Federal drug sentencing is simultaneously difficult and unfair. Roughly half of the federal prison population today are drug offenders—most serving mandatory minimum sentences.
Why so many offenders in one crime category?
The answer: the 1982 political declaration of the “War on Drugs.” The Sentencing Project reports that the since this declaration, the number of drug offenders at both the federal and state levels “skyrocketed” from 41,000 to a half million in 2014.
The unchecked mandatory minimums and the abolition of parole in the 1980s are the primary reasons for the accelerated growth of the federal prison population. The growth has been so cancerous that in 2014 the U.S. Sentencing Commission voted to reduce “excessive sentences” for 46,000 offenders.
Federal mandatory minimums are ruthless. They do not permit a judge to consider facts which would normally be considered in a fair sentencing process. Federal judges’ hands are tied by statutory minimums and unyielding U.S. Sentencing Guidelines in most drug cases. That’s why many drug offenders, from small-time marijuana dealers to petty crack cocaine users, are serving harsher federal sentences than offenders convicted of sex offenses, terrorism, and other violent crimes such as murder.
What Are Mandatory Minimums?
Mandatory minimums are sentencing laws that require a specific minimum prison term be imposed on offenders convicted of certain federal crimes. They are inflexible. They are specifically tailored to remove a judge’s discretion—the ability to fashion an individualized sentence based upon a broad set of facts—and they have a singular purpose: to ensure that certain offenders, mostly those convicted of drug offenses, spend a specific amount of time in prison.

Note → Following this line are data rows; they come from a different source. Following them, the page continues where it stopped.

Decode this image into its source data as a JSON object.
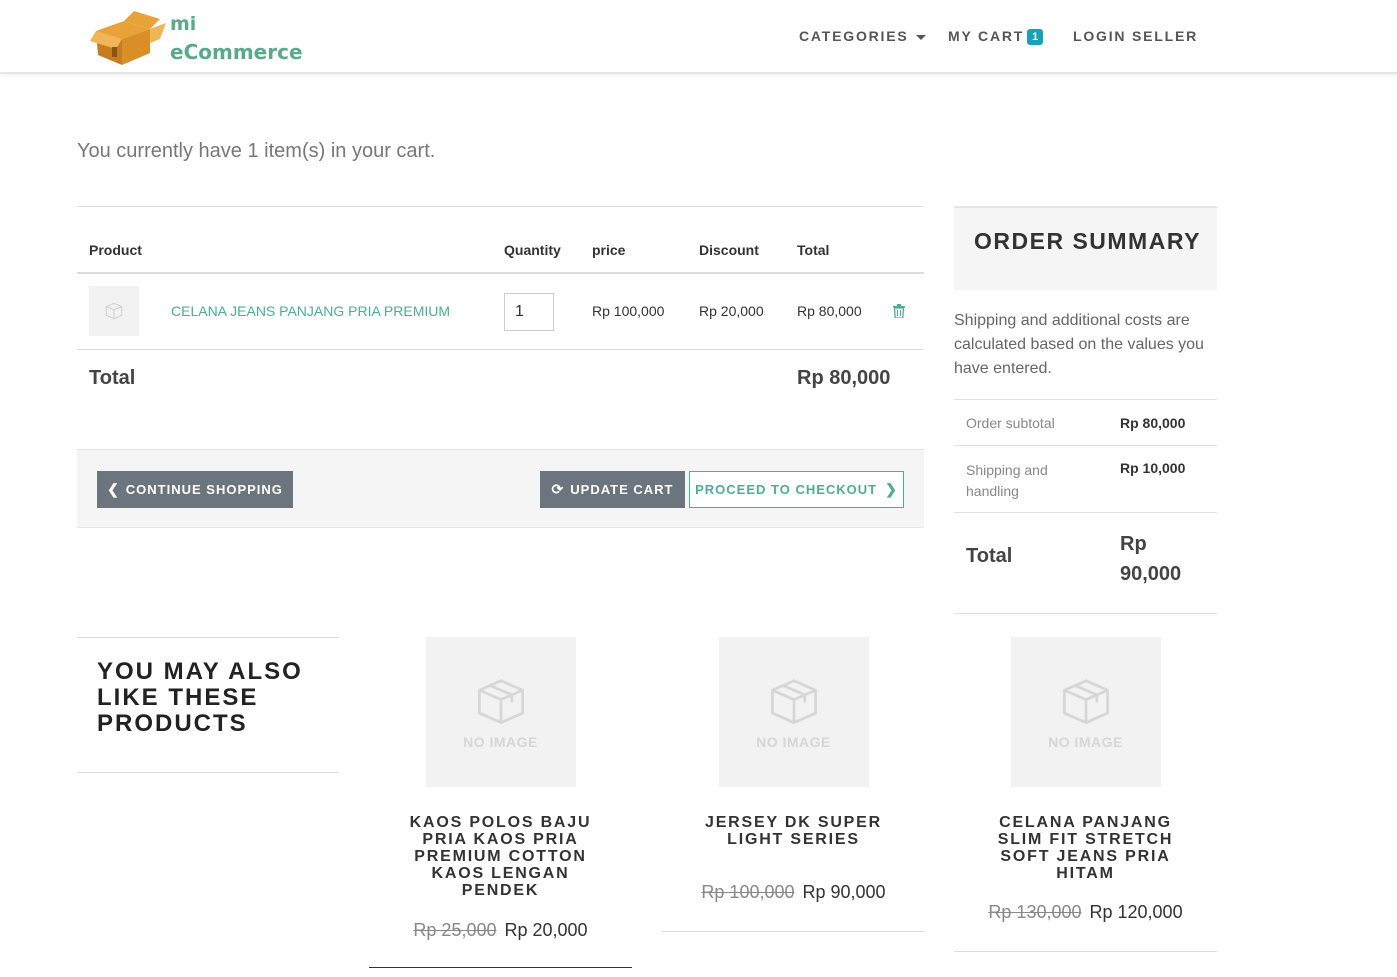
{
  "header": {
    "logo_line1": "mi",
    "logo_line2": "eCommerce",
    "nav_categories": "CATEGORIES",
    "nav_cart": "MY CART",
    "cart_count": "1",
    "nav_login": "LOGIN SELLER"
  },
  "cart": {
    "intro": "You currently have 1 item(s) in your cart.",
    "headers": {
      "product": "Product",
      "quantity": "Quantity",
      "price": "price",
      "discount": "Discount",
      "total": "Total"
    },
    "items": [
      {
        "name": "CELANA JEANS PANJANG PRIA PREMIUM",
        "quantity": "1",
        "price": "Rp 100,000",
        "discount": "Rp 20,000",
        "total": "Rp 80,000"
      }
    ],
    "total_label": "Total",
    "total_value": "Rp 80,000",
    "continue_label": "CONTINUE SHOPPING",
    "update_label": "UPDATE CART",
    "checkout_label": "PROCEED TO CHECKOUT"
  },
  "summary": {
    "title": "ORDER SUMMARY",
    "note": "Shipping and additional costs are calculated based on the values you have entered.",
    "subtotal_label": "Order subtotal",
    "subtotal_value": "Rp 80,000",
    "shipping_label": "Shipping and handling",
    "shipping_value": "Rp 10,000",
    "total_label": "Total",
    "total_value": "Rp 90,000"
  },
  "related": {
    "heading": "YOU MAY ALSO LIKE THESE PRODUCTS",
    "no_image_text": "NO IMAGE",
    "products": [
      {
        "name": "KAOS POLOS BAJU PRIA KAOS PRIA PREMIUM COTTON KAOS LENGAN PENDEK",
        "old_price": "Rp 25,000",
        "price": "Rp 20,000"
      },
      {
        "name": "JERSEY DK SUPER LIGHT SERIES",
        "old_price": "Rp 100,000",
        "price": "Rp 90,000"
      },
      {
        "name": "CELANA PANJANG SLIM FIT STRETCH SOFT JEANS PRIA HITAM",
        "old_price": "Rp 130,000",
        "price": "Rp 120,000"
      }
    ]
  },
  "colors": {
    "accent": "#4caf93",
    "badge": "#17a2b8",
    "button_gray": "#6c757d"
  }
}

Mandatory minimums actually have a long history in American criminal justice. In the beginning, however, offenses that carried a mandatory minimum were few in number: they were either severe violent crimes (murder, rape) or crimes against the government (treason, internal revenue collection, counterfeiting, and so on). Many of these mandatory minimums still exist today, but over time through politically inspired wars on crime and drugs more offenses have been added to that original list.

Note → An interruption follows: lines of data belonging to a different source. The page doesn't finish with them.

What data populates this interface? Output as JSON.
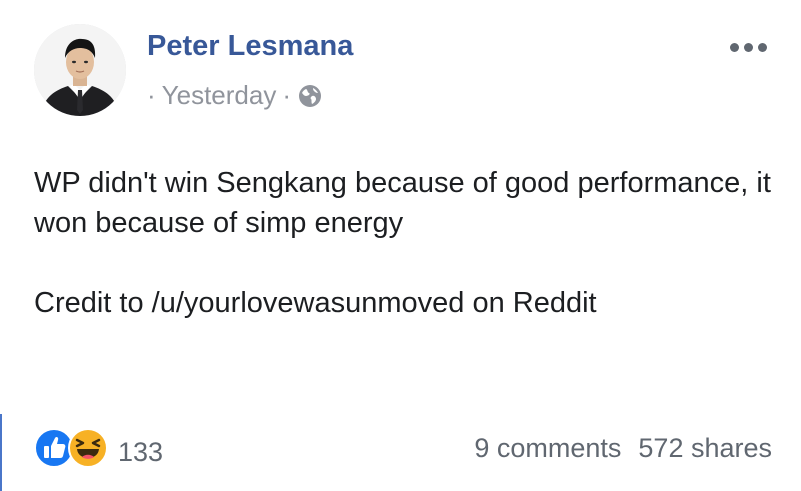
{
  "post": {
    "author": "Peter Lesmana",
    "meta": {
      "dot": "·",
      "time": "Yesterday",
      "privacy_icon": "globe-icon"
    },
    "menu_icon": "more-icon",
    "text": {
      "line1": "WP didn't win Sengkang because of good performance, it won because of simp energy",
      "line2": "Credit to /u/yourlovewasunmoved on Reddit"
    },
    "reactions": {
      "icons": [
        "like-icon",
        "haha-icon"
      ],
      "count": "133"
    },
    "stats": {
      "comments": "9 comments",
      "shares": "572 shares"
    }
  },
  "colors": {
    "author_link": "#385898",
    "meta_text": "#90949c",
    "like_blue": "#1877f2",
    "haha_yellow": "#f7b125",
    "accent_rule": "#4a76c9"
  }
}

Here is a quick timeline on mandatory minimums:
In the 1950s, Congress tried to enact mandatory minimums for very specific drug crimes (selling heroin to a minor, possession narcotics on a vessel, etc.).

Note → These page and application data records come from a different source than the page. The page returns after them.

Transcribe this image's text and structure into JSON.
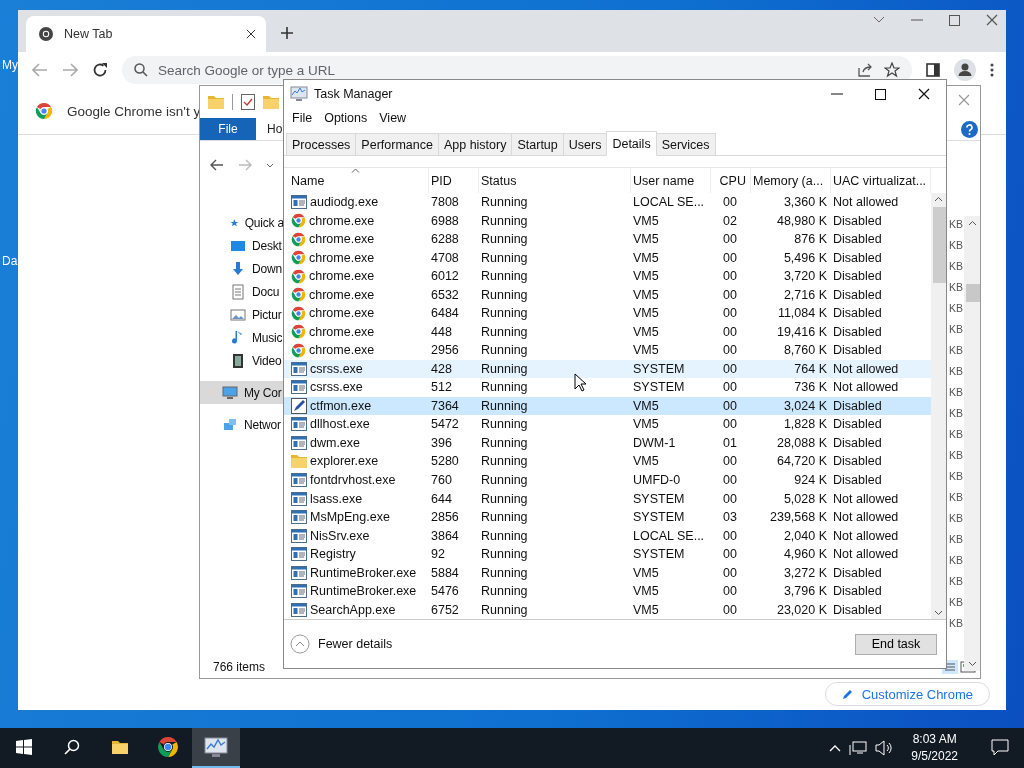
{
  "desktop": {
    "icon_labels": [
      "My",
      "Da"
    ]
  },
  "chrome": {
    "tab": {
      "title": "New Tab"
    },
    "address": {
      "placeholder": "Search Google or type a URL"
    },
    "infobar": {
      "text": "Google Chrome isn't y"
    },
    "customize_button": "Customize Chrome"
  },
  "explorer": {
    "ribbon_tabs": [
      {
        "label": "File",
        "selected": true
      },
      {
        "label": "Ho",
        "selected": false
      }
    ],
    "nav_items": [
      {
        "label": "Quick a",
        "kind": "star",
        "selected": false
      },
      {
        "label": "Deskt",
        "kind": "desktop",
        "selected": false
      },
      {
        "label": "Down",
        "kind": "download",
        "selected": false
      },
      {
        "label": "Docu",
        "kind": "document",
        "selected": false
      },
      {
        "label": "Pictur",
        "kind": "pictures",
        "selected": false
      },
      {
        "label": "Music",
        "kind": "music",
        "selected": false
      },
      {
        "label": "Video",
        "kind": "video",
        "selected": false
      },
      {
        "label": "My Cor",
        "kind": "computer",
        "selected": true
      },
      {
        "label": "Networ",
        "kind": "network",
        "selected": false
      }
    ],
    "sizes": [
      "KB",
      "KB",
      "KB",
      "KB",
      "KB",
      "KB",
      "KB",
      "KB",
      "KB",
      "KB",
      "KB",
      "KB",
      "KB",
      "KB",
      "KB",
      "KB",
      "KB",
      "KB",
      "KB",
      "KB"
    ],
    "status": "766 items"
  },
  "task_manager": {
    "title": "Task Manager",
    "menu": [
      "File",
      "Options",
      "View"
    ],
    "tabs": [
      {
        "label": "Processes",
        "selected": false
      },
      {
        "label": "Performance",
        "selected": false
      },
      {
        "label": "App history",
        "selected": false
      },
      {
        "label": "Startup",
        "selected": false
      },
      {
        "label": "Users",
        "selected": false
      },
      {
        "label": "Details",
        "selected": true
      },
      {
        "label": "Services",
        "selected": false
      }
    ],
    "columns": [
      "Name",
      "PID",
      "Status",
      "User name",
      "CPU",
      "Memory (a...",
      "UAC virtualizat..."
    ],
    "rows": [
      {
        "kind": "generic",
        "name": "audiodg.exe",
        "pid": "7808",
        "status": "Running",
        "user": "LOCAL SE...",
        "cpu": "00",
        "memory": "3,360 K",
        "uac": "Not allowed",
        "selected": false,
        "hovered": false
      },
      {
        "kind": "chrome",
        "name": "chrome.exe",
        "pid": "6988",
        "status": "Running",
        "user": "VM5",
        "cpu": "02",
        "memory": "48,980 K",
        "uac": "Disabled",
        "selected": false,
        "hovered": false
      },
      {
        "kind": "chrome",
        "name": "chrome.exe",
        "pid": "6288",
        "status": "Running",
        "user": "VM5",
        "cpu": "00",
        "memory": "876 K",
        "uac": "Disabled",
        "selected": false,
        "hovered": false
      },
      {
        "kind": "chrome",
        "name": "chrome.exe",
        "pid": "4708",
        "status": "Running",
        "user": "VM5",
        "cpu": "00",
        "memory": "5,496 K",
        "uac": "Disabled",
        "selected": false,
        "hovered": false
      },
      {
        "kind": "chrome",
        "name": "chrome.exe",
        "pid": "6012",
        "status": "Running",
        "user": "VM5",
        "cpu": "00",
        "memory": "3,720 K",
        "uac": "Disabled",
        "selected": false,
        "hovered": false
      },
      {
        "kind": "chrome",
        "name": "chrome.exe",
        "pid": "6532",
        "status": "Running",
        "user": "VM5",
        "cpu": "00",
        "memory": "2,716 K",
        "uac": "Disabled",
        "selected": false,
        "hovered": false
      },
      {
        "kind": "chrome",
        "name": "chrome.exe",
        "pid": "6484",
        "status": "Running",
        "user": "VM5",
        "cpu": "00",
        "memory": "11,084 K",
        "uac": "Disabled",
        "selected": false,
        "hovered": false
      },
      {
        "kind": "chrome",
        "name": "chrome.exe",
        "pid": "448",
        "status": "Running",
        "user": "VM5",
        "cpu": "00",
        "memory": "19,416 K",
        "uac": "Disabled",
        "selected": false,
        "hovered": false
      },
      {
        "kind": "chrome",
        "name": "chrome.exe",
        "pid": "2956",
        "status": "Running",
        "user": "VM5",
        "cpu": "00",
        "memory": "8,760 K",
        "uac": "Disabled",
        "selected": false,
        "hovered": false
      },
      {
        "kind": "generic",
        "name": "csrss.exe",
        "pid": "428",
        "status": "Running",
        "user": "SYSTEM",
        "cpu": "00",
        "memory": "764 K",
        "uac": "Not allowed",
        "selected": false,
        "hovered": true
      },
      {
        "kind": "generic",
        "name": "csrss.exe",
        "pid": "512",
        "status": "Running",
        "user": "SYSTEM",
        "cpu": "00",
        "memory": "736 K",
        "uac": "Not allowed",
        "selected": false,
        "hovered": false
      },
      {
        "kind": "pen",
        "name": "ctfmon.exe",
        "pid": "7364",
        "status": "Running",
        "user": "VM5",
        "cpu": "00",
        "memory": "3,024 K",
        "uac": "Disabled",
        "selected": true,
        "hovered": false
      },
      {
        "kind": "generic",
        "name": "dllhost.exe",
        "pid": "5472",
        "status": "Running",
        "user": "VM5",
        "cpu": "00",
        "memory": "1,828 K",
        "uac": "Disabled",
        "selected": false,
        "hovered": false
      },
      {
        "kind": "generic",
        "name": "dwm.exe",
        "pid": "396",
        "status": "Running",
        "user": "DWM-1",
        "cpu": "01",
        "memory": "28,088 K",
        "uac": "Disabled",
        "selected": false,
        "hovered": false
      },
      {
        "kind": "folder",
        "name": "explorer.exe",
        "pid": "5280",
        "status": "Running",
        "user": "VM5",
        "cpu": "00",
        "memory": "64,720 K",
        "uac": "Disabled",
        "selected": false,
        "hovered": false
      },
      {
        "kind": "generic",
        "name": "fontdrvhost.exe",
        "pid": "760",
        "status": "Running",
        "user": "UMFD-0",
        "cpu": "00",
        "memory": "924 K",
        "uac": "Disabled",
        "selected": false,
        "hovered": false
      },
      {
        "kind": "generic",
        "name": "lsass.exe",
        "pid": "644",
        "status": "Running",
        "user": "SYSTEM",
        "cpu": "00",
        "memory": "5,028 K",
        "uac": "Not allowed",
        "selected": false,
        "hovered": false
      },
      {
        "kind": "generic",
        "name": "MsMpEng.exe",
        "pid": "2856",
        "status": "Running",
        "user": "SYSTEM",
        "cpu": "03",
        "memory": "239,568 K",
        "uac": "Not allowed",
        "selected": false,
        "hovered": false
      },
      {
        "kind": "generic",
        "name": "NisSrv.exe",
        "pid": "3864",
        "status": "Running",
        "user": "LOCAL SE...",
        "cpu": "00",
        "memory": "2,040 K",
        "uac": "Not allowed",
        "selected": false,
        "hovered": false
      },
      {
        "kind": "generic",
        "name": "Registry",
        "pid": "92",
        "status": "Running",
        "user": "SYSTEM",
        "cpu": "00",
        "memory": "4,960 K",
        "uac": "Not allowed",
        "selected": false,
        "hovered": false
      },
      {
        "kind": "generic",
        "name": "RuntimeBroker.exe",
        "pid": "5884",
        "status": "Running",
        "user": "VM5",
        "cpu": "00",
        "memory": "3,272 K",
        "uac": "Disabled",
        "selected": false,
        "hovered": false
      },
      {
        "kind": "generic",
        "name": "RuntimeBroker.exe",
        "pid": "5476",
        "status": "Running",
        "user": "VM5",
        "cpu": "00",
        "memory": "3,796 K",
        "uac": "Disabled",
        "selected": false,
        "hovered": false
      },
      {
        "kind": "generic",
        "name": "SearchApp.exe",
        "pid": "6752",
        "status": "Running",
        "user": "VM5",
        "cpu": "00",
        "memory": "23,020 K",
        "uac": "Disabled",
        "selected": false,
        "hovered": false
      }
    ],
    "footer": {
      "fewer_details": "Fewer details",
      "end_task": "End task"
    }
  },
  "taskbar": {
    "apps": [
      {
        "kind": "explorer",
        "active": false
      },
      {
        "kind": "chrome",
        "active": false
      },
      {
        "kind": "taskmgr",
        "active": true
      }
    ],
    "time": "8:03 AM",
    "date": "9/5/2022"
  }
}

But in 1970, all mandatory minimum penalties for drug offenses were repealed.
Then came the 1982 “War on Drugs” which breathed new life into the mandatory minimum sentencing scheme—and mandatory minimums have since been broadly expanded to a host of drug-related offenses.
While mandatory minimums have been altered over the past few decades, for the most part they still reflect the harsh mindset of the 1980s, with incredibly severe penalties. Sentencing for drug crimes is based on the amount and type of drugs involved, and usually only concerns drug trafficking offenses. The minimum will increase significantly if:
- Death or serious bodily injury results from the use of the drug
- The offense is the offender’s second conviction
- Drugs are imported or exported out of the country
Each type of crime has a specific mandatory minimum sentence, so let’s go over a few choice examples.
If you are convicted for manufacturing, distributing, or possession with the intent to distribute at least 100 grams of heroin, 500 grams of cocaine, or 100 kilograms of marijuana, you will have to serve at least 5 years in prison. But only if the offense did not result in any serious injury or bodily harm. If bodily harm or injury was involved, you will have to serve at least 20 years in prison. For a second offense in which bodily harm was involved in both cases, you will have to serve a life sentence.
If you are convicted of manufacturing, distributing, or possessing with the intent to distribute any amount of a Schedule I or II drug, GHB, or synthetic drugs, and death or bodily injury is involved in the use of those drugs, you will have to serve over 20 years in prison.
Remember, these are minimums—and their very harshness requires the assistance of an experienced drug crimes attorney.
These sentences are only the starting point for drug conviction sentencing. Although you will face a minimum jail sentence of 5 years, a judge could sentence you to jail for even more time based on the circumstances. Offenders serving mandatory minimum sentences are also not eligible for parole.
Mandatory minimums require offenders to serve ridiculous sentences based on policies from over 30 years ago. They’re not fair. They need to be changed. And people working towards this.
But none of that will matter if you are charged and convicted right now. Being forced to serve a lengthy minimum sentence can have a profound effect on the rest of your life. If you are charged, you need the strongest defense possible to protect your rights and minimize the damage. Contact a knowledgeable federal defense lawyer today to start crafting your defense strategy.